Former and current residents of Stellenbosch University’s (SU) Wilgenhof residence seemed to have moved closer to the oldest men’s residence in the town on Friday after “items” were found in two rooms which are believed to be of a “serious nature”.

The SU said in a statement earlier this week that it “undertook an audit of spaces and facilities at the Wilgenhof residence” and during this audit the items were found.

The university did not release any further details about the nature of the items.

However, News24 reported that graphic images, sketches and written descriptions of “punishment” inflicted in this residence are among the items found behind the locked doors of Wilgenhof residence. Reference was also made to the “horrific abuse” to which some of the residents were subjected.

RNews approached several former residents for comment about the items and their purpose, but the requests were repeatedly firmly turned down.

“It’s safer that way,” said one of the former residents.

While the university did not elaborate on exactly what was found in the residence, SU did say that during the audit staff came across items in two rooms in the residence that “need to be studied to understand their nature and context before a decision is made about what further steps are needed”.

Prof. Deresh Ramjugernath, vice-chancellor of learning and teaching at SU, says a team has been set up to “study the items” and “make recommendations to the executive management about appropriate steps in dealing with the matter”.

According to News24, the Wilgenhof alumni association said in response to SU’s statement that the items “were found in an archive spanning a period of more than 100 years”.

“The content forms part of Wilgenhof’s history and has therefore been preserved.

“As is often the case with historical artifacts, some of the content may offend or be misunderstood if not explained in the correct historical context,” the letter said.

“We contacted SU and offered to provide the necessary historical context in this regard. However, we have not seen the items and therefore cannot fully comment on the content.”

RNews has sent an inquiry to this organization, but is still waiting for a response.

Photos obtained by News24 from a reliable source show some of the contents of the rooms in the residence.
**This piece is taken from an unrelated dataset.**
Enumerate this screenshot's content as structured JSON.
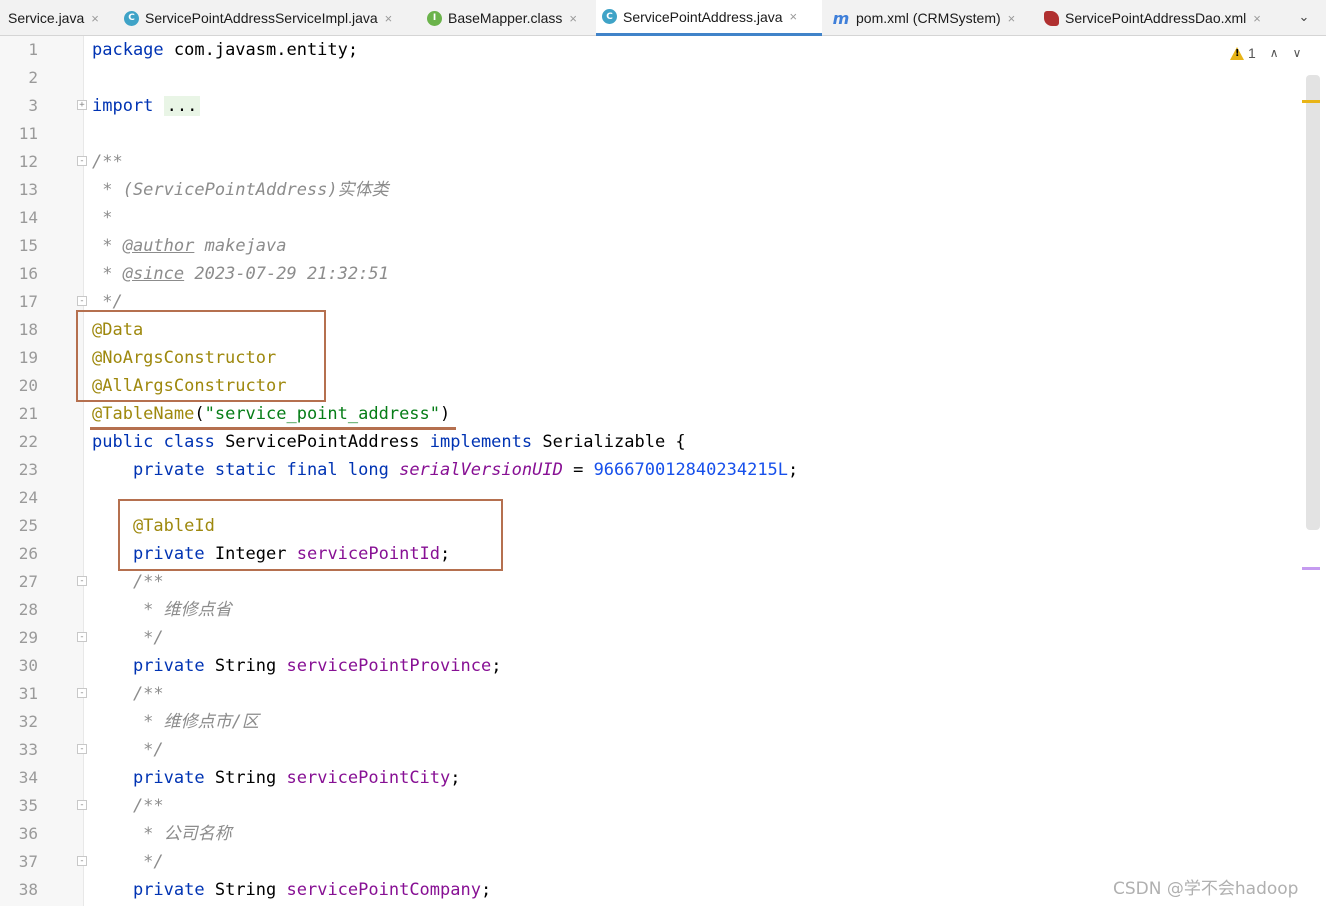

Although it is not clear when some of the photos were taken, or how old some of the items are, it nevertheless painted a dark picture.

There were photos, names, signatures and descriptions with the exact dates of what happened in the room and when.

Many ex-Maties have meanwhile referred to the so-called “mystery” that has always hung over Wilgenhof residence.

“I was at one of Wilgenhof’s sister residences and the one thing that has always been true about Wilgenhof is that its residents never talk about what happens at their residence,” says this ex-Matie on social media.

Another social media user says “even though not everyone has knew everything not, many already know about something for a long time”.

“No context can justify certain behavior.”

With the unveiling of these items, SU is once again under the magnifying glass and former students are of the opinion that this will be a catalyst for change in dormitory culture.

After RNews addressed more questions to the university, the SU said it would issue another statement on the matter in due course.